[ASSIGNMENT] Whenever a line contains the string "Read", copy it out of the entries.

[Data records]

········

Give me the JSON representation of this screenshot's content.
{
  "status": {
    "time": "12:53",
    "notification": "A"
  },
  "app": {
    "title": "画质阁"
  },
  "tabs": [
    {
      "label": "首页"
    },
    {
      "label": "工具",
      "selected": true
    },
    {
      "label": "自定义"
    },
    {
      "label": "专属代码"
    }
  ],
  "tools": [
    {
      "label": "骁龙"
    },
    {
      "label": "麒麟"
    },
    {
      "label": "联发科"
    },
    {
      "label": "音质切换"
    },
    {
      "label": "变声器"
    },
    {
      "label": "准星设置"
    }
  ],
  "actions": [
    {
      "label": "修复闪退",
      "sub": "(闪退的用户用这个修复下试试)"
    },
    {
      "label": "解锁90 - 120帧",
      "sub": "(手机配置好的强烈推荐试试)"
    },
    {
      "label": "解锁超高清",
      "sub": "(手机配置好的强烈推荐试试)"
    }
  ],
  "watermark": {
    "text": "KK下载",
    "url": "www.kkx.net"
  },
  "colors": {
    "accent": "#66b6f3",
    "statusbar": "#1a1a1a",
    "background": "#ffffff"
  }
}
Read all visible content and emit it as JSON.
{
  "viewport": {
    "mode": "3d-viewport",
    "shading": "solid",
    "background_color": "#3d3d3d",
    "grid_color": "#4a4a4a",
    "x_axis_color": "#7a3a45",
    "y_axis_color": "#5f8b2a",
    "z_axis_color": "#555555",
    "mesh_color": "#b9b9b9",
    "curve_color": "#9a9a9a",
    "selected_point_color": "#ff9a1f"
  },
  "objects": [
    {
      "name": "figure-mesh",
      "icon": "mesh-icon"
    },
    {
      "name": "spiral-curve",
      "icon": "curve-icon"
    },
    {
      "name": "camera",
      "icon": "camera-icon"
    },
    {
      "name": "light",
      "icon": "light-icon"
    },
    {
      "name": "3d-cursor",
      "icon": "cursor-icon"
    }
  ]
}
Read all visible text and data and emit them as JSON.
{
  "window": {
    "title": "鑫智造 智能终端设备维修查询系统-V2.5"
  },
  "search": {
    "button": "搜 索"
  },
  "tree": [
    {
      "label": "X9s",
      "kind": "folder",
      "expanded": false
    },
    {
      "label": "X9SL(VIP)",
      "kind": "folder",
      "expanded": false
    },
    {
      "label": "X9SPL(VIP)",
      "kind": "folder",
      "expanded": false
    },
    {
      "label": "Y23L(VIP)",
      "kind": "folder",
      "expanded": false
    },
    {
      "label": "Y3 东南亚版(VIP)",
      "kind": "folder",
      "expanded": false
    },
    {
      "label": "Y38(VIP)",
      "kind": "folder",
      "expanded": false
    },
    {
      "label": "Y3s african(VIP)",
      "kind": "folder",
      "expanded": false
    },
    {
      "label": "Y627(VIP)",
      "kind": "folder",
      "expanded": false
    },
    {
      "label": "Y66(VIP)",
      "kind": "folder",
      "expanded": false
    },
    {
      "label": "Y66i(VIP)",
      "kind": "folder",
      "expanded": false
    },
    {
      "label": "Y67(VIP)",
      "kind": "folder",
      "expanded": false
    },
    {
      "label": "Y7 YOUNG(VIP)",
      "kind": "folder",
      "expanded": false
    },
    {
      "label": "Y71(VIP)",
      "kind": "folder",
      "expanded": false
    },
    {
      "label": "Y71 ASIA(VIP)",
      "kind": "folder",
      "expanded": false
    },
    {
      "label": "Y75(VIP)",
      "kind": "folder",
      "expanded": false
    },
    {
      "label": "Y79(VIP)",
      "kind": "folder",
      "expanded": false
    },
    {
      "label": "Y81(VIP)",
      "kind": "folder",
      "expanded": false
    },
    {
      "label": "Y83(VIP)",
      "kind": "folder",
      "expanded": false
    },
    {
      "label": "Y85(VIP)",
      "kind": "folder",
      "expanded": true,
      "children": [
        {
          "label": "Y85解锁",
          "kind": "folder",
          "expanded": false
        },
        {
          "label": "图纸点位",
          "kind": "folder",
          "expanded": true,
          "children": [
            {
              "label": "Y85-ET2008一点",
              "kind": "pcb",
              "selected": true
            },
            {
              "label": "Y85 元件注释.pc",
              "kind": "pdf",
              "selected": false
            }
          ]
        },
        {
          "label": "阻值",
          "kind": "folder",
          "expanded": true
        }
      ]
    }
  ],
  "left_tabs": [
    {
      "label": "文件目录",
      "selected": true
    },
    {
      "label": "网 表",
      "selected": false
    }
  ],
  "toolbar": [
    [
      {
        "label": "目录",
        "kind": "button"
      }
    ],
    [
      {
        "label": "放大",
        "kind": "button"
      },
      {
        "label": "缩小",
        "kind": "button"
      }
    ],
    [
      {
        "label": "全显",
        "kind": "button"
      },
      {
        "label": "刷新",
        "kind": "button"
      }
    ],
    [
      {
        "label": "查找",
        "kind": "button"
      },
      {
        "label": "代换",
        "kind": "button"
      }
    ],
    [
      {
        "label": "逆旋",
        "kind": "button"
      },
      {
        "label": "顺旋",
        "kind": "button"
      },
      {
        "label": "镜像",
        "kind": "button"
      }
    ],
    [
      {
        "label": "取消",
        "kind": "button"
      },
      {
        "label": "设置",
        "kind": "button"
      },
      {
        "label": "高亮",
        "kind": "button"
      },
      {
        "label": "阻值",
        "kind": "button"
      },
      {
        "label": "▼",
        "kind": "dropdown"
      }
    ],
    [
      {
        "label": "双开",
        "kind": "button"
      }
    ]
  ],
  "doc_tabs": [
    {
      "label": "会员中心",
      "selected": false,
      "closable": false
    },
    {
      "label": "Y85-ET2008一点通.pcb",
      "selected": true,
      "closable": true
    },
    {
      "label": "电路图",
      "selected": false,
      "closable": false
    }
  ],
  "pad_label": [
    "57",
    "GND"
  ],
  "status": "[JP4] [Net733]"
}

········

[SOLUTION TO THE PROBLEM]
Read all visible content and emit it as JSON.
Read all visible text and data and emit them as JSON.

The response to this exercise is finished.